● **Problem to work on**
What lines in the data below mention the string "umweltsensitiven"? Copy them out.
──────── Task input ────────
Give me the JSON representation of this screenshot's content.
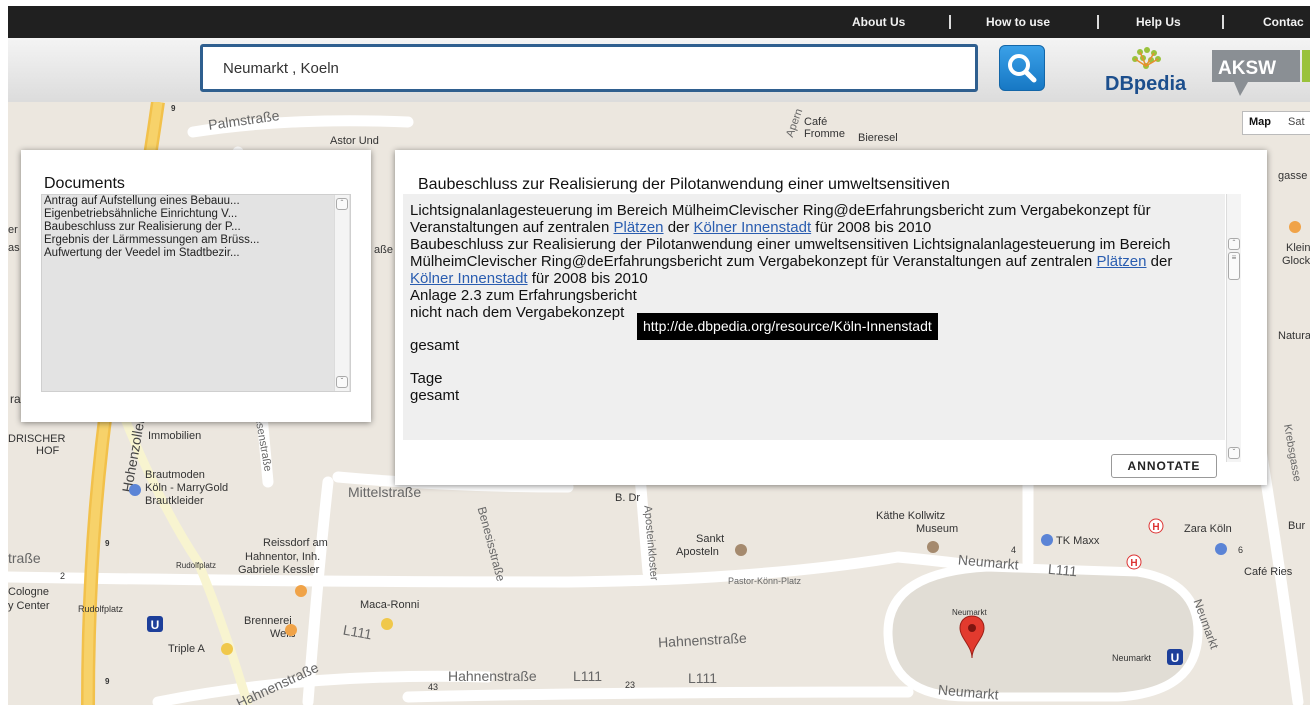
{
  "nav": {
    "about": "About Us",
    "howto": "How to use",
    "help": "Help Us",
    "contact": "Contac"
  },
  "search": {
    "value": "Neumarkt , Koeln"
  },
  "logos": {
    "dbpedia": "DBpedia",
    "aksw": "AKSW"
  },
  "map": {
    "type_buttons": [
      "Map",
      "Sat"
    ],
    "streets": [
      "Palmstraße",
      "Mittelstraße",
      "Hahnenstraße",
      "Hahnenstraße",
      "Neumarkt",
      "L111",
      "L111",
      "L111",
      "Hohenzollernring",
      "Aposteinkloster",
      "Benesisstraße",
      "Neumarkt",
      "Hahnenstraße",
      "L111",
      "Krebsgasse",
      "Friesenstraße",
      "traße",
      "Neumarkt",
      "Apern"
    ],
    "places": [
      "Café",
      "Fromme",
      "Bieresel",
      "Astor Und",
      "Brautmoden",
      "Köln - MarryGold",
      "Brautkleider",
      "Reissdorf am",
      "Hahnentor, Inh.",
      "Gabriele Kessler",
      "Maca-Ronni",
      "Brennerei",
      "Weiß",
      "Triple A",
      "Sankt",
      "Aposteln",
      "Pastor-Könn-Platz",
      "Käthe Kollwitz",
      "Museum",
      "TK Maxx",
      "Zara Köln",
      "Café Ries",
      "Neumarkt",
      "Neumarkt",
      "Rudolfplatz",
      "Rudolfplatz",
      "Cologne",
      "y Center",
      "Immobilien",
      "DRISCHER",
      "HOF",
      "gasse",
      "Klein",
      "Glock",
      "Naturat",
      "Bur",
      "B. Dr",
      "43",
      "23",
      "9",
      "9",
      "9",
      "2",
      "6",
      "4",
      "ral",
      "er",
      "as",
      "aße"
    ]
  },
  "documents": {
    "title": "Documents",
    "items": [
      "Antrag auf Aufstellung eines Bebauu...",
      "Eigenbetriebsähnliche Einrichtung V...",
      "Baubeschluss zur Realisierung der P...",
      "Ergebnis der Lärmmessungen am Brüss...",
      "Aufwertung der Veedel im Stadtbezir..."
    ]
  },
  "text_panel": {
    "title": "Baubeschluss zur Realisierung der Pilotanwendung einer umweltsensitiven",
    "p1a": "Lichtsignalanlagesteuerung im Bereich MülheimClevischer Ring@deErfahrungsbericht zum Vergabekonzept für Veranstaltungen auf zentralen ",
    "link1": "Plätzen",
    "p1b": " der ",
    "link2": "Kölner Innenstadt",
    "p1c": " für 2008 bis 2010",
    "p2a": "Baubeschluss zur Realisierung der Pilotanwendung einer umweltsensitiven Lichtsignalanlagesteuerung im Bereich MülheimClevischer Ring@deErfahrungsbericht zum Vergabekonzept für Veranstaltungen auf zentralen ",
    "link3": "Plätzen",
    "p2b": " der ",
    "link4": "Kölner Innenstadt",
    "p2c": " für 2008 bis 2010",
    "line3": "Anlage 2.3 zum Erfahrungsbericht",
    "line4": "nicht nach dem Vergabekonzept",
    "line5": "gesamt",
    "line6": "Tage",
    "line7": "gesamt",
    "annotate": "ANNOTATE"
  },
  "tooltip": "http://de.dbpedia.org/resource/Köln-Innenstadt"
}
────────
● **Written solution**
    "title": "Baubeschluss zur Realisierung der Pilotanwendung einer umweltsensitiven",
    "p2a": "Baubeschluss zur Realisierung der Pilotanwendung einer umweltsensitiven Lichtsignalanlagesteuerung im Bereich MülheimClevischer Ring@deErfahrungsbericht zum Vergabekonzept für Veranstaltungen auf zentralen ",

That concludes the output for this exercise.